Cloud-computing revolution applies to evolution

NSF grant will help Rice University scientists simplify tools to trace genes across species 

A $1.1 million National Science Foundation grant to two Rice University computer science groups will allow them to build cloud-computing tools to help analyze evolutionary patterns.

With the three-year grant, Christopher Jermaine and Luay Nakhleh, both associate professors of computer science, will develop parallel-processing tools that track the evolution of genes and genomes across species.

Luay Nakhleh, left, and Christopher Jermaine. Photo by Jeff Fitlow

The Rice team expects its new open-source algorithms will bring sophisticated computing techniques to researchers who have limited access to supercomputing resources but can easily rent “cloud-computing” time from the likes of Amazon or Microsoft.

Even those who have access to mainframes may find it easier to go to the cloud. The programs will be able to run parallel analyses on thousands of computers, with results that may not only be faster but may also make it possible to trace genes at scales that were not practical before.

“We’re doing basic analysis of evolutionary questions,” Nakhleh said. “Evolutionary biologists sample taxa from across the tree of life.
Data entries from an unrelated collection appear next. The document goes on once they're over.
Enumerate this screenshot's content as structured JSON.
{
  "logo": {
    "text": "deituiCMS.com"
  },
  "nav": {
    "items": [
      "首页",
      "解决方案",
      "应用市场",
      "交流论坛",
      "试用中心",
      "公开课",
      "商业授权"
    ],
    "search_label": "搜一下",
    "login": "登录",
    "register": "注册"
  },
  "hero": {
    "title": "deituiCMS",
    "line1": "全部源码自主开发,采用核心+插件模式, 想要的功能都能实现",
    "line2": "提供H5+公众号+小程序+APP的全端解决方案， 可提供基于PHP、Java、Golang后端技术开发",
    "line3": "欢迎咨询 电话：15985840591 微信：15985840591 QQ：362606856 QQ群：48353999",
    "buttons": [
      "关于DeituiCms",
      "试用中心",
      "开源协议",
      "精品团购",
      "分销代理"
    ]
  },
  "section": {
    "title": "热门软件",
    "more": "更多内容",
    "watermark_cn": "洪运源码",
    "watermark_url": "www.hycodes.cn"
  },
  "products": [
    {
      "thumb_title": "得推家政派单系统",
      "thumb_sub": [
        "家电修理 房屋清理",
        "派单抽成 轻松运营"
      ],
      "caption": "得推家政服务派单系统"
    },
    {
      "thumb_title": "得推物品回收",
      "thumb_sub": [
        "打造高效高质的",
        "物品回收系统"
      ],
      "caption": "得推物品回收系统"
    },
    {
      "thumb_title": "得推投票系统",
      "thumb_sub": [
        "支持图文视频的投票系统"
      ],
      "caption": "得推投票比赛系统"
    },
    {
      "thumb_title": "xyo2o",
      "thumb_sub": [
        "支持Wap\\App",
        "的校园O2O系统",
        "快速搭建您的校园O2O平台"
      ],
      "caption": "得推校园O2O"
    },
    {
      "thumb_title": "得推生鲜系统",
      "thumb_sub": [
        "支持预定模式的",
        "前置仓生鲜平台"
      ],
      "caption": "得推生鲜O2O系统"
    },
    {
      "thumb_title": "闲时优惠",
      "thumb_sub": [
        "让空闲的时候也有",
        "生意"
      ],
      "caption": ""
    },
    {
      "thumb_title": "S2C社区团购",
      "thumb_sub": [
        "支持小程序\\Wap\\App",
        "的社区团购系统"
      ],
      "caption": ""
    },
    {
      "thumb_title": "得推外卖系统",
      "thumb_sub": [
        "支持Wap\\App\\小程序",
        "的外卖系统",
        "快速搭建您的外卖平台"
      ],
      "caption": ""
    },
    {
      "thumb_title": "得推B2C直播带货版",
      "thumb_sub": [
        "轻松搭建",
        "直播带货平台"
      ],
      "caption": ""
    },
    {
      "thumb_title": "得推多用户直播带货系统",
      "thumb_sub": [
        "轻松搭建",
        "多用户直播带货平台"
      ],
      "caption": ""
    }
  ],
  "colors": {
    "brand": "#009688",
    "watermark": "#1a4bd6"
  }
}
They want to know, for example, how a big group of plants may have evolved.”

The NSF-funded project will expand upon Bayesian inference techniques that allow biologists to build upon prior knowledge. (Bayesian inference is a statistics-based method to estimate probabilities based on a data set.) “They allow biologists to incorporate any prior knowledge they might have into the analysis itself,” Nakhleh said.

“Analyzing data sets with 10 or 20 gene sequences can easily take hundreds of hours,” he said. “But the tree of life has millions of sequences and is built from millions of species. There’s no way traditional Bayesian techniques are even going to get close to handling that.”
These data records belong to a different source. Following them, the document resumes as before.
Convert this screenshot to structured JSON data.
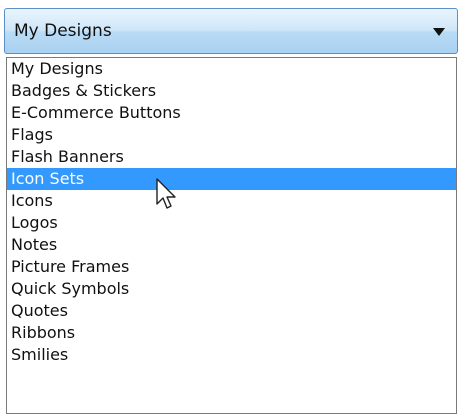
{
  "dropdown": {
    "selected_value": "My Designs",
    "options": [
      "My Designs",
      "Badges & Stickers",
      "E-Commerce Buttons",
      "Flags",
      "Flash Banners",
      "Icon Sets",
      "Icons",
      "Logos",
      "Notes",
      "Picture Frames",
      "Quick Symbols",
      "Quotes",
      "Ribbons",
      "Smilies"
    ],
    "highlighted_option": "Icon Sets"
  },
  "icons": {
    "dropdown_arrow": "chevron-down-icon",
    "cursor": "mouse-pointer-icon"
  },
  "colors": {
    "highlight": "#3399ff",
    "highlight_text": "#ffffff",
    "combo_border": "#5a8fc9"
  }
}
“A problem involving, say, 50 organisms would require tens of thousands of hours of compute time, which is doable,” Jermaine said. “But if you want to move into thousands of organisms, you have to multiply that by 100. Suddenly it’s not so doable.”

Jermaine feels computer farms that allow thousands of machines to cooperatively work on a problem hold great promise for bioinformatics in general. He recently received another NSF grant to develop tools for more machine learning in the cloud and sees phylogenetics – the study of evolutionary relationships — as a prime candidate for parallelization.
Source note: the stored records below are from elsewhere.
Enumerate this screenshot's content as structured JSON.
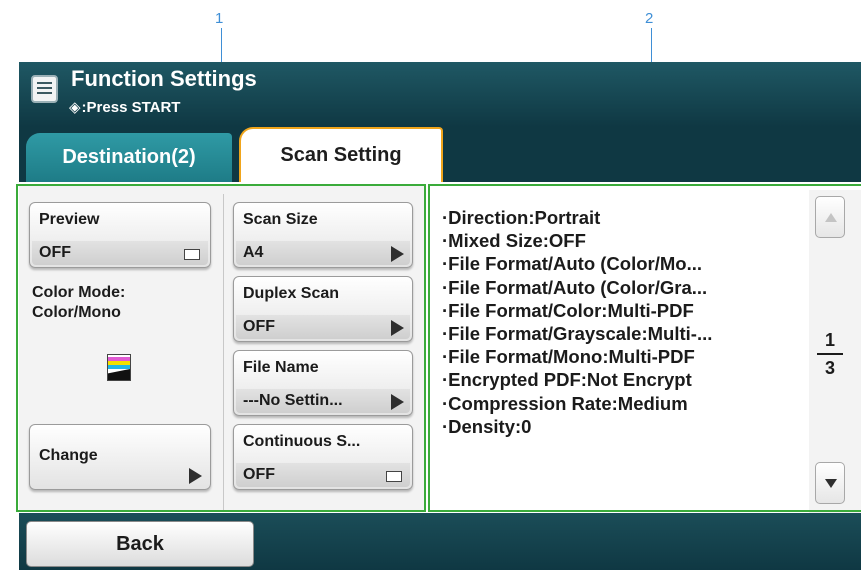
{
  "callouts": {
    "first": "1",
    "second": "2"
  },
  "header": {
    "title": "Function Settings",
    "subtitle_icon": "◈",
    "subtitle": ":Press START"
  },
  "tabs": [
    {
      "label": "Destination(2)",
      "active": false
    },
    {
      "label": "Scan Setting",
      "active": true
    }
  ],
  "left_column": {
    "preview": {
      "label": "Preview",
      "value": "OFF"
    },
    "color_mode": {
      "label_line1": "Color Mode:",
      "label_line2": "Color/Mono"
    },
    "change": {
      "label": "Change"
    }
  },
  "mid_column": {
    "scan_size": {
      "label": "Scan Size",
      "value": "A4"
    },
    "duplex_scan": {
      "label": "Duplex Scan",
      "value": "OFF"
    },
    "file_name": {
      "label": "File Name",
      "value": "---No Settin..."
    },
    "continuous": {
      "label": "Continuous S...",
      "value": "OFF"
    }
  },
  "settings_list": [
    "·Direction:Portrait",
    "·Mixed Size:OFF",
    "·File Format/Auto (Color/Mo...",
    "·File Format/Auto (Color/Gra...",
    "·File Format/Color:Multi-PDF",
    "·File Format/Grayscale:Multi-...",
    "·File Format/Mono:Multi-PDF",
    "·Encrypted PDF:Not Encrypt",
    "·Compression Rate:Medium",
    "·Density:0"
  ],
  "pager": {
    "current": "1",
    "total": "3"
  },
  "bottom": {
    "back_label": "Back"
  },
  "colors": {
    "header_bg": "#0f3843",
    "tab_inactive": "#1e7c87",
    "tab_active_border": "#f0a51c",
    "callout_blue": "#3f8fd6",
    "callout_green": "#3aab3a"
  }
}
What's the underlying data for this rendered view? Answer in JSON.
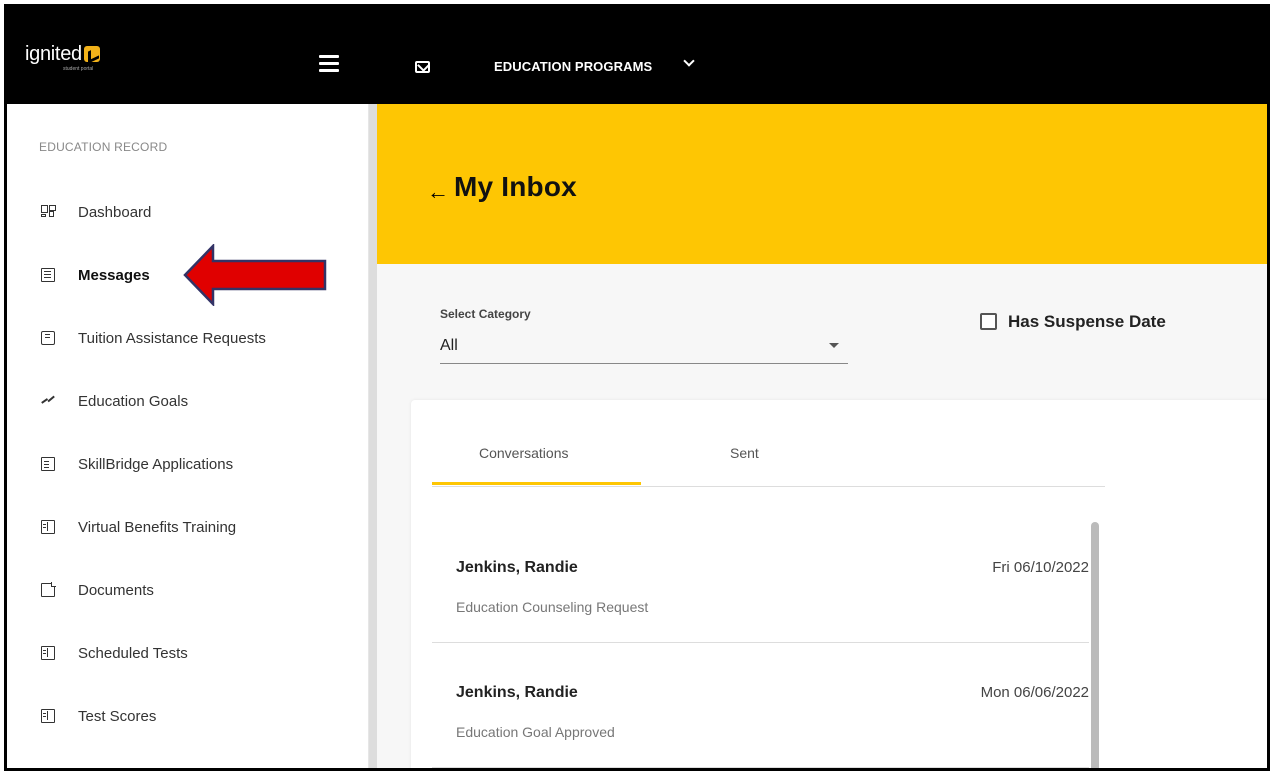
{
  "app": {
    "brand": "ignited",
    "brand_sub": "student portal",
    "programs_label": "EDUCATION PROGRAMS"
  },
  "sidebar": {
    "section_title": "EDUCATION RECORD",
    "items": [
      {
        "label": "Dashboard",
        "icon": "dashboard-icon"
      },
      {
        "label": "Messages",
        "icon": "message-icon",
        "active": true
      },
      {
        "label": "Tuition Assistance Requests",
        "icon": "tuition-icon"
      },
      {
        "label": "Education Goals",
        "icon": "trending-icon"
      },
      {
        "label": "SkillBridge Applications",
        "icon": "clipboard-icon"
      },
      {
        "label": "Virtual Benefits Training",
        "icon": "book-icon"
      },
      {
        "label": "Documents",
        "icon": "document-icon"
      },
      {
        "label": "Scheduled Tests",
        "icon": "book-icon"
      },
      {
        "label": "Test Scores",
        "icon": "book-icon"
      }
    ]
  },
  "main": {
    "title": "My Inbox",
    "filter": {
      "category_label": "Select Category",
      "category_value": "All",
      "suspense_label": "Has Suspense Date",
      "suspense_checked": false
    },
    "tabs": [
      {
        "label": "Conversations",
        "active": true
      },
      {
        "label": "Sent",
        "active": false
      }
    ],
    "messages": [
      {
        "from": "Jenkins, Randie",
        "date": "Fri 06/10/2022",
        "subject": "Education Counseling Request"
      },
      {
        "from": "Jenkins, Randie",
        "date": "Mon 06/06/2022",
        "subject": "Education Goal Approved"
      }
    ]
  },
  "colors": {
    "topbar": "#000000",
    "banner": "#fec603",
    "annotation_arrow": "#e00000"
  }
}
“We’re not talking about taking a one-day calculation and taking it down to minutes,” he said. “We’re talking about potentially taking a years- or decadeslong computation and making it feasible by changing the underlying algorithm and making it amenable to distributed computing.”

The researchers plan a turnkey approach to their software that they hope will appeal to biologists. “My impression is they want a very low bar to entry,” Jermaine said. “If they have to write a lot of code or have to figure out how to use all these servers, they’re just not going to do it. Hopefully our solution will be as easy for biologists as pressing a return key.”

About Mike Williams

Mike Williams is a senior media relations specialist in Rice University's Office of Public Affairs.